How many MRI's are the insurance companies willing to pay for in a year, to monitor a drug? Will this further hamper their reluctance to pay for the med? And they say they don't believe a short course of steroids will hurt during an exacerbation or increase the risk of PML...but they don't really know? So many unanswered questions. I think it's definitely worth the "risk" because the number of incidents were so low during the trials.
Another thing that might limit TY is when people start getting hit with their co-pays for the treatment. There were reports of costs ranging from $3,000 to $7000 for one infusion (depending on the infusion center and the mark-up of the drug.) If you have group insurance, no problem, you'll have a non-formulary fee for the drug, and the infusion will be covered by a regular co-pay.

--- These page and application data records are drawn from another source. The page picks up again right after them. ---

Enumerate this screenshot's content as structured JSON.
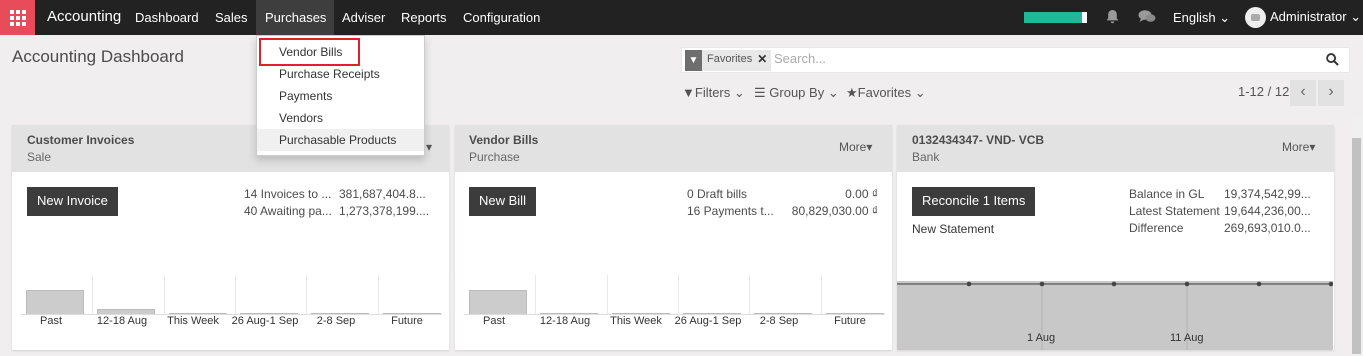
{
  "topbar": {
    "app_name": "Accounting",
    "menus": [
      "Dashboard",
      "Sales",
      "Purchases",
      "Adviser",
      "Reports",
      "Configuration"
    ],
    "language": "English",
    "user": "Administrator"
  },
  "purchases_dropdown": [
    "Vendor Bills",
    "Purchase Receipts",
    "Payments",
    "Vendors",
    "Purchasable Products"
  ],
  "control_panel": {
    "title": "Accounting Dashboard",
    "facet": "Favorites",
    "search_placeholder": "Search...",
    "filters": "Filters",
    "group_by": "Group By",
    "favorites": "Favorites",
    "pager": "1-12 / 12"
  },
  "cards": [
    {
      "title": "Customer Invoices",
      "subtitle": "Sale",
      "more": "",
      "button": "New Invoice",
      "stats": [
        [
          "14 Invoices to ...",
          "381,687,404.8..."
        ],
        [
          "40 Awaiting pa...",
          "1,273,378,199...."
        ]
      ],
      "x_labels": [
        "Past",
        "12-18 Aug",
        "This Week",
        "26 Aug-1 Sep",
        "2-8 Sep",
        "Future"
      ],
      "bar_levels": [
        0.78,
        0.2,
        0,
        0,
        0,
        0
      ]
    },
    {
      "title": "Vendor Bills",
      "subtitle": "Purchase",
      "more": "More",
      "button": "New Bill",
      "stats": [
        [
          "0 Draft bills",
          "0.00 ₫"
        ],
        [
          "16 Payments t...",
          "80,829,030.00 ₫"
        ]
      ],
      "x_labels": [
        "Past",
        "12-18 Aug",
        "This Week",
        "26 Aug-1 Sep",
        "2-8 Sep",
        "Future"
      ],
      "bar_levels": [
        0.78,
        0,
        0,
        0,
        0,
        0
      ]
    },
    {
      "title": "0132434347- VND- VCB",
      "subtitle": "Bank",
      "more": "More",
      "button": "Reconcile 1 Items",
      "link": "New Statement",
      "stats": [
        [
          "Balance in GL",
          "19,374,542,99..."
        ],
        [
          "Latest Statement",
          "19,644,236,00..."
        ],
        [
          "Difference",
          "269,693,010.0..."
        ]
      ],
      "x_labels": [
        "1 Aug",
        "11 Aug"
      ]
    }
  ],
  "colors": {
    "topbar": "#222222",
    "apps": "#e74c5a",
    "progress": "#21b799",
    "highlight": "#e0202a"
  }
}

But if you have traditional 80/20 insurance, that'll be a chunk to pay every month.
I'll be following the drug and it's results. I'm sure just like any of the treatments some people will do well, others will have issues.
Like you, I know folks who experienced Tysabri firsthand. Also, I had the opportunity to watch the webcast of the FDA advisory panel meeting last March during which the panel unanimously recommended Tysabri be brought back.
If anyone has any doubts about this drug's effectiveness, I suggest they read the transcripts from the dozens of Tysabri patients who testified at that meeting. ( The meeting had to be extended an extra day to accomodate the many who wanted to testify.)
Here's the PDF file from that day's meeting. Patient testimony starts on page 232.
Thanks for the MS ping. My neurologist is continually amazed at how "up" on the new developments we are.
We seem to be on the verge of some truly historic medical breakthroughs these days.